5) If you’re writing professionally, appreciate what it has taken to get you to where you are. It takes confidence and bravery to start relying on your brain and word processor to produce the words that will keep a roof over your head and stop you going hungry. Appreciate your successes in getting work, and that you’re earning a living from your talent; which would otherwise be just a hobby.
6) Learn to accept criticism as feedback. Writing is a personal experience and as such writers are supposed to react badly to criticism. You’ll need to break out of this stereotype if you want to grow. Sometimes it takes a fresh pair of eyes to identify room for improvement, to which you’d otherwise be blind.
7) Learn to accept praise. The temptation is to be modest as you knew all along that your latest work was a masterpiece, but take pleasure and satisfaction in the fact that your writing is appreciated and that you’ve yet again delivered. Keep a portfolio of your best work and testimonials to revisit on days when you’re wrestling with self-doubt.
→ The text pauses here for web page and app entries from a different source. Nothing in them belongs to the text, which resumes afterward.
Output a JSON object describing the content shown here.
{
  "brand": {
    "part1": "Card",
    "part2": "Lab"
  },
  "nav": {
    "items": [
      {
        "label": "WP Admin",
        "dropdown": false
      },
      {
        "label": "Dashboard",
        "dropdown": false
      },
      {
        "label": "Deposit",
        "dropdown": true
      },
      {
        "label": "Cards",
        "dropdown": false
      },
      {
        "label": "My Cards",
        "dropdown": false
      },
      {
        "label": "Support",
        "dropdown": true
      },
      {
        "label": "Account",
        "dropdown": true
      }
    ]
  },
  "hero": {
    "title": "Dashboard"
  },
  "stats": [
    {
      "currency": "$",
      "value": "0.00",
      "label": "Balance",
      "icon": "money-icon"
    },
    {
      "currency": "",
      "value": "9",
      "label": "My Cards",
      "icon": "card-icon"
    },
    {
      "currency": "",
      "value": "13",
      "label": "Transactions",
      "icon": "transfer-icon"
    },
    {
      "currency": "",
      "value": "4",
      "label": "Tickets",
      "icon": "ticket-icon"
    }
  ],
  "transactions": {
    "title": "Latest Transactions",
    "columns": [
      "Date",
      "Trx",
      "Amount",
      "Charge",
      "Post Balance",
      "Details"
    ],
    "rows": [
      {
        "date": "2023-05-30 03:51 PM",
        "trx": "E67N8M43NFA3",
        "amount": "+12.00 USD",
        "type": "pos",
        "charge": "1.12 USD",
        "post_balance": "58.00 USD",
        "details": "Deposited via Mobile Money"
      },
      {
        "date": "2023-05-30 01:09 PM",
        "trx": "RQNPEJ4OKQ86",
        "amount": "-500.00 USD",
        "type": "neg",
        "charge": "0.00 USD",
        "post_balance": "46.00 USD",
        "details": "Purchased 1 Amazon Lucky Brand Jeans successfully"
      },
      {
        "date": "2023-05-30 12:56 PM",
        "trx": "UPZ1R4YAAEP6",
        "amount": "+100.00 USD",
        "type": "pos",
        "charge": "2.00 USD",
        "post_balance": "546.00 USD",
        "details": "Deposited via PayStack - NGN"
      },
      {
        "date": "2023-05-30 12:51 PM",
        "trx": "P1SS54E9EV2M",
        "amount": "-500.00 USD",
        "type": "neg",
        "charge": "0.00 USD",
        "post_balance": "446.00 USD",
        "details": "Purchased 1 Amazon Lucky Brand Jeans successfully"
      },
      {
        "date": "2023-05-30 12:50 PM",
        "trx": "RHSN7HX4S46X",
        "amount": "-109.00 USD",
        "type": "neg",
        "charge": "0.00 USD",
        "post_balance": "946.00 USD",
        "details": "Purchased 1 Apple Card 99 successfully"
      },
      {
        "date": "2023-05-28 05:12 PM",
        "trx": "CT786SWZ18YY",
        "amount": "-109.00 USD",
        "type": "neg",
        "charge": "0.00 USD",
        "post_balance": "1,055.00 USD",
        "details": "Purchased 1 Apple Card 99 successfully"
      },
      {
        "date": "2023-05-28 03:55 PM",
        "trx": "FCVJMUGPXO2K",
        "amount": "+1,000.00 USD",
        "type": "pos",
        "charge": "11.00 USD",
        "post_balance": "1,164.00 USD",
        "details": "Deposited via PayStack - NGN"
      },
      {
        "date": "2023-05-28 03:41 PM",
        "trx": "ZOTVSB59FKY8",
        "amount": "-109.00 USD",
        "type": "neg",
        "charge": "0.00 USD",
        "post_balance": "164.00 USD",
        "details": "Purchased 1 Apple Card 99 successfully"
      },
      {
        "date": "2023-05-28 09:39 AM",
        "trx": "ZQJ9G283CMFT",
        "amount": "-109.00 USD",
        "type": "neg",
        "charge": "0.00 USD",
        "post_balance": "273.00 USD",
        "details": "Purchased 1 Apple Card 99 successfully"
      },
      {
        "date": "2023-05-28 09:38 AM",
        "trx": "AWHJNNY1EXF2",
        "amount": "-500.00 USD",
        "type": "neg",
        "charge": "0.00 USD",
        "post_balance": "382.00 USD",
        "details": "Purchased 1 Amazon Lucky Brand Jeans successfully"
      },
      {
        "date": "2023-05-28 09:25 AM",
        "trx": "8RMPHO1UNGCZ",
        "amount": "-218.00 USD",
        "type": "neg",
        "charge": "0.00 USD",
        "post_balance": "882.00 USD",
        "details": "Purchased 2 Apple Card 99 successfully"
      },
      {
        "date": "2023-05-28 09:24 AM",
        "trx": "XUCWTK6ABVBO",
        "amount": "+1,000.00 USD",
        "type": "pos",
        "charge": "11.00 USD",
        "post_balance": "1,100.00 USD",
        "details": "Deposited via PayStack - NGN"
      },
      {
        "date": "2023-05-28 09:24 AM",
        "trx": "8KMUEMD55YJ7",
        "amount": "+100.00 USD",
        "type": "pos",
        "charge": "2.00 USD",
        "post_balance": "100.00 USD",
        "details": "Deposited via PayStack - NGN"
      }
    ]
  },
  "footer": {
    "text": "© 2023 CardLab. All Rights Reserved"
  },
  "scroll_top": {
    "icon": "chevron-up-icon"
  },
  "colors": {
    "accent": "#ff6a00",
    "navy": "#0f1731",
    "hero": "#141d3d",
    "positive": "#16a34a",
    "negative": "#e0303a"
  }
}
8) Always approach every project with maximum effort and treat it as part of a long-term business relationship. You’ll then get the satisfaction of knowing you did the best job you could and given yourself the best chance of repeat business and referrals, where most of your work will probably come from.
9) Take note of Chris Garret’s warning on avoiding the ‘Copywriter’s Curse’: if you worry too much about achieving perfection then the anxiety can grind your writing to a halt. Don’t confuse the writing stage with the editing process. As with beating writer’s block, just get words onto the page and then shape and mould them to your heart’s content afterwards. Perfection is something you can always aspire to, but will rarely reach in the first draft, if ever. Even Shakespeare would probably tear up a few of his manuscripts if he were to revisit them today.
10) Appreciate that the occasional doubt in your own writing is part of the creative process and is what keeps you striving for higher standards. Use it as motivation to improve and to learn how to become a better writer, which is a lifetime pursuit in itself.
Follow these steps, work hard and remember that even Stephen King had to go through having his work marked in black marker pen at some stage.